As a result, the existing risk assessment frameworks do not provide the owners with a comprehensive understanding of the risk profiles of their tailings storage facilities (TSFs). Without the understanding of a facility’s risk profile, the owners cannot appreciate how changes to their facility, processes and operational activities may impact the risk profile. A large step-change in thinking is therefore required in risk assessment practices for the owner to align their TSF management with GISTM requirements.
Beyond risk assessments, the mining industry has other valuable concepts to manage the safety of their tailings management practices, such as Critical Controls, however, commonly used risk assessment and management practices do not incorporate these concepts.

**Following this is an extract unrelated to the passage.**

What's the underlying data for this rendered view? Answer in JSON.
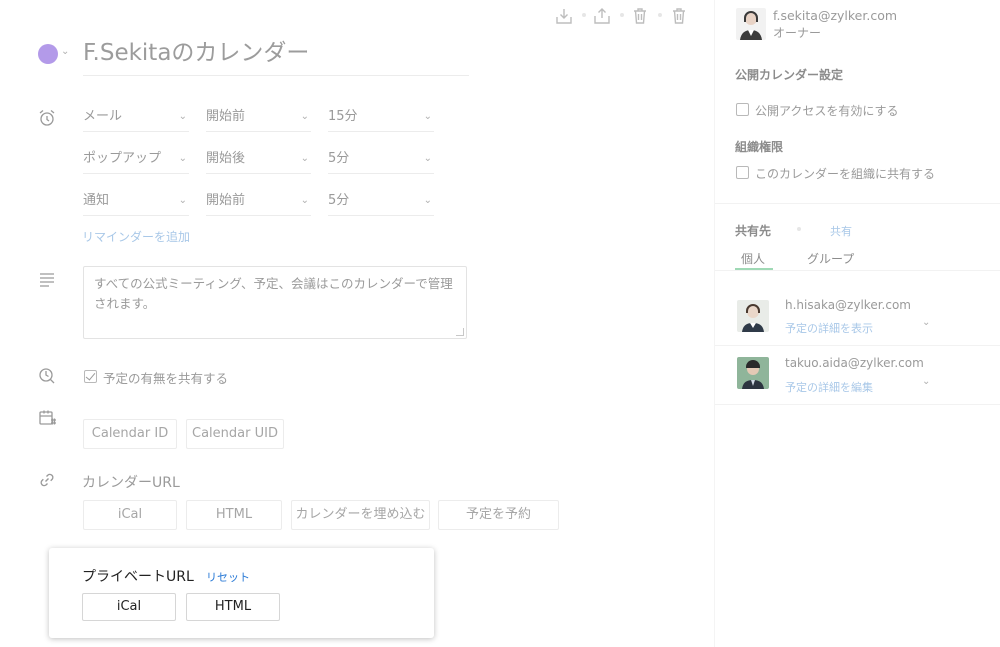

This paper explores commonly used risk assessment practices and the concepts of Critical Controls. It proposes how these concepts can be linked, with Critical Controls being embedded in the risk assessment process. The outcomes of linking these concepts result in an estimation of the effectiveness of the Critical Controls and how they can be improved to demonstrably reduce the risk presented by a TSF. A case study has been included to demonstrate the benefits of linking risk assessment with Critical Controls and how owners can readily identify deficiencies and efficiently manage the risk profiles of their facilities.
Olle Wennstrom, Andrew White
Over the last few years tailings dams have come under increased scrutiny, partly due to two highly publicised TSF failures in South America, but also because of several other incidents in Australia and elsewhere in the world. As investors came under pressure to positively impact the projects they financed, the Global Industry Standard on Tailings Management (GISTM) was released in August 2020.
Topic 5 of GISTM, “Emergency response and long-term recovery”, comprises Principle 13: “Prepare for emergency response to tailings facility failures” and Principle 14: “Prepare for long-term recovery in the event of catastrophic failure”. The topic further introduces the term “Emergency Preparedness and Response Plan” (EPRP).
This paper explains what the term “Emergency Preparedness” means and how the owner/operator of a mine can achieve it. The paper also delivers a concept for long-term recovery planning.